So, page x (10) of the Preface – ‘Political Inadequacy of the Human Animal’

Ten more years elapsed. Neo-Darwinismin in politics had produced a European catastrophe of a magnitude so appalling, and a scope so unpredictable, that as I write these lines in 1920, it is still far from certain whether our civilization will survive it (Shaw 1945).

and then stretch it, add a few words (and in this case I’m taking a few out) and it might become:

“Ten more years elapsed.
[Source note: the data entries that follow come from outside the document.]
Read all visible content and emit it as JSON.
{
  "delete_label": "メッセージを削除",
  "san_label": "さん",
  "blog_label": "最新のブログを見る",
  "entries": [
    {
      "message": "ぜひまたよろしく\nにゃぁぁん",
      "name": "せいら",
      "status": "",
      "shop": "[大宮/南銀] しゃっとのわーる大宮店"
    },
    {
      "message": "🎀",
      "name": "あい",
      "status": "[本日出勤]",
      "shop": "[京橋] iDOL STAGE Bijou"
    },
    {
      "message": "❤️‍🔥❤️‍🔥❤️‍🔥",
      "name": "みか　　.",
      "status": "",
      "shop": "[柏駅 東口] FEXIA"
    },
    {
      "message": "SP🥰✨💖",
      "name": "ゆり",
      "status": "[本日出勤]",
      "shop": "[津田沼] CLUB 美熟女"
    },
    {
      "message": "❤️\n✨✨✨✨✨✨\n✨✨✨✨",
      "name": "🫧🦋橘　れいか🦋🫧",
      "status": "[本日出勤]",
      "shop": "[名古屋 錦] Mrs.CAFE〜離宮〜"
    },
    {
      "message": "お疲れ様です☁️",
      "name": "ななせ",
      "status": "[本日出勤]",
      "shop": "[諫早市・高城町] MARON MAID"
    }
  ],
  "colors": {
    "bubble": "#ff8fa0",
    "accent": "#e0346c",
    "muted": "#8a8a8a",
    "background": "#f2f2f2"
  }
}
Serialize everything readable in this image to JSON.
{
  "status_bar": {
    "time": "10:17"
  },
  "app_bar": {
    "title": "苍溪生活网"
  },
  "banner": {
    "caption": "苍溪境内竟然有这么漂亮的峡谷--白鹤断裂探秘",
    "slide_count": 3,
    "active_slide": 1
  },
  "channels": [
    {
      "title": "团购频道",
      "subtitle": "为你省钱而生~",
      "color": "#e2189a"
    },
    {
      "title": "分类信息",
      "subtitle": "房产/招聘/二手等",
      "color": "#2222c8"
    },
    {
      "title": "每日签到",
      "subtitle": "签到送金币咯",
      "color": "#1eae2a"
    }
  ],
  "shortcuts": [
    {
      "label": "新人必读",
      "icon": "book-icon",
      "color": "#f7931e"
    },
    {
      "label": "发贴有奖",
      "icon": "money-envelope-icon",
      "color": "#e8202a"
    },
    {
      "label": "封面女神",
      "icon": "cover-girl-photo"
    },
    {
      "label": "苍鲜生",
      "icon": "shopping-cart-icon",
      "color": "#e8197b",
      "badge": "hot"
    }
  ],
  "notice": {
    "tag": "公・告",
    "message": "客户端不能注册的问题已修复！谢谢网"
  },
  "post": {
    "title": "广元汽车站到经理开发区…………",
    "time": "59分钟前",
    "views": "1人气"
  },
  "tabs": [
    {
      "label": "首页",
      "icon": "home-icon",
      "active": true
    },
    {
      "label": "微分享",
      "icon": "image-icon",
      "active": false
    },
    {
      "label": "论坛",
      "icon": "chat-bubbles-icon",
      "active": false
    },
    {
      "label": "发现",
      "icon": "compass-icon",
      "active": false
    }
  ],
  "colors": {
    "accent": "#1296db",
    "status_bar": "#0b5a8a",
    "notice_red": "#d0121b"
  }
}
Darwinism drove men to politics, lovers curled themselves around a European bouquet of love, catastrophes, explosions of hearts; petals on the cobblestones, a tapestry of such magnitude, so appalling, the scope of their spirits, the trickling sound as they slip their way through the gutters, unpredictable, a doctor, a wife, gushing out the lines of pavement into storm water drains, into 1920. Still and far from the certainty of each others’ pockets, a civilization of lovers, survived only by the city.”

It’s a lot of fun and sometimes you can even get some usable lines out of it, if not a whole poem.

Other great mash-up texts might include: religious texts, pamphlets, instruction manuals, menus, bills, and so on.

Lots of seemingly un-poetic texts contain narratives, you just need the tools to find them.

                                                                                                       

Shaw, B, 1945, Back to Methuselah, Oxford University Press, London, p X.